Material to process →
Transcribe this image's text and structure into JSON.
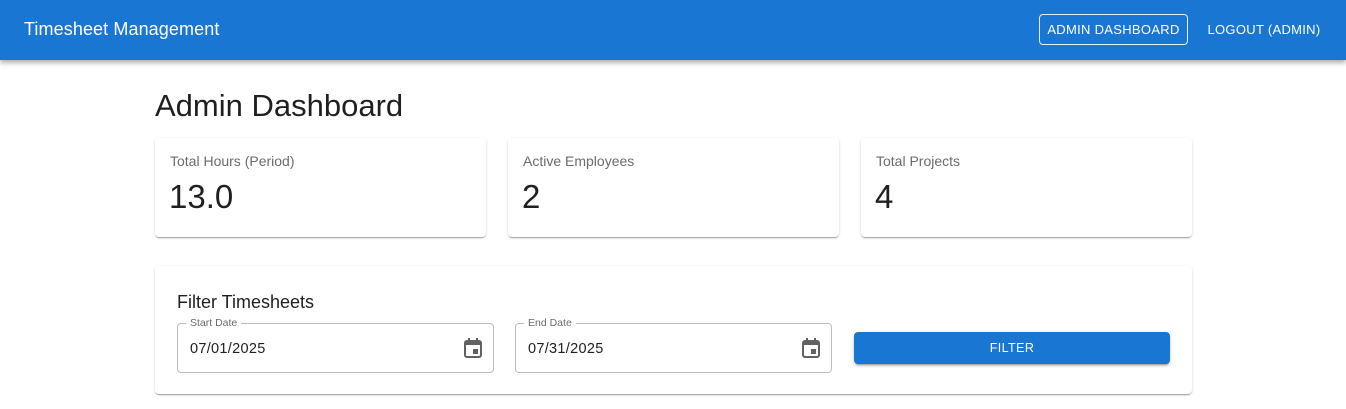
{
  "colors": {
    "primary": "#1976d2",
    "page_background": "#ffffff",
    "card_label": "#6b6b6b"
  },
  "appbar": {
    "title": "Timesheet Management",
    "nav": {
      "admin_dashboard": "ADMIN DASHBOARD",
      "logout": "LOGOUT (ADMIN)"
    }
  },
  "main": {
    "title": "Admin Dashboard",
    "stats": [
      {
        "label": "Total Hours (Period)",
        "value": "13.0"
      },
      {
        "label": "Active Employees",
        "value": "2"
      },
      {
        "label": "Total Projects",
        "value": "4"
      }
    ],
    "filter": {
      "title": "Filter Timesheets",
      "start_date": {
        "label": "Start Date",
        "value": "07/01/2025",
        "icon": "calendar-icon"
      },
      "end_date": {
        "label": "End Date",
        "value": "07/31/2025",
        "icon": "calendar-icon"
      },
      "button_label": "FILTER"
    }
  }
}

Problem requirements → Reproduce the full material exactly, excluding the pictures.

Worked solution →
Transcribe this image's text and structure into JSON.
{
  "colors": {
    "primary": "#1976d2",
    "page_background": "#ffffff",
    "card_label": "#6b6b6b"
  },
  "appbar": {
    "title": "Timesheet Management",
    "nav": {
      "admin_dashboard": "ADMIN DASHBOARD",
      "logout": "LOGOUT (ADMIN)"
    }
  },
  "main": {
    "title": "Admin Dashboard",
    "stats": [
      {
        "label": "Total Hours (Period)",
        "value": "13.0"
      },
      {
        "label": "Active Employees",
        "value": "2"
      },
      {
        "label": "Total Projects",
        "value": "4"
      }
    ],
    "filter": {
      "title": "Filter Timesheets",
      "start_date": {
        "label": "Start Date",
        "value": "07/01/2025",
        "icon": "calendar-icon"
      },
      "end_date": {
        "label": "End Date",
        "value": "07/31/2025",
        "icon": "calendar-icon"
      },
      "button_label": "FILTER"
    }
  }
}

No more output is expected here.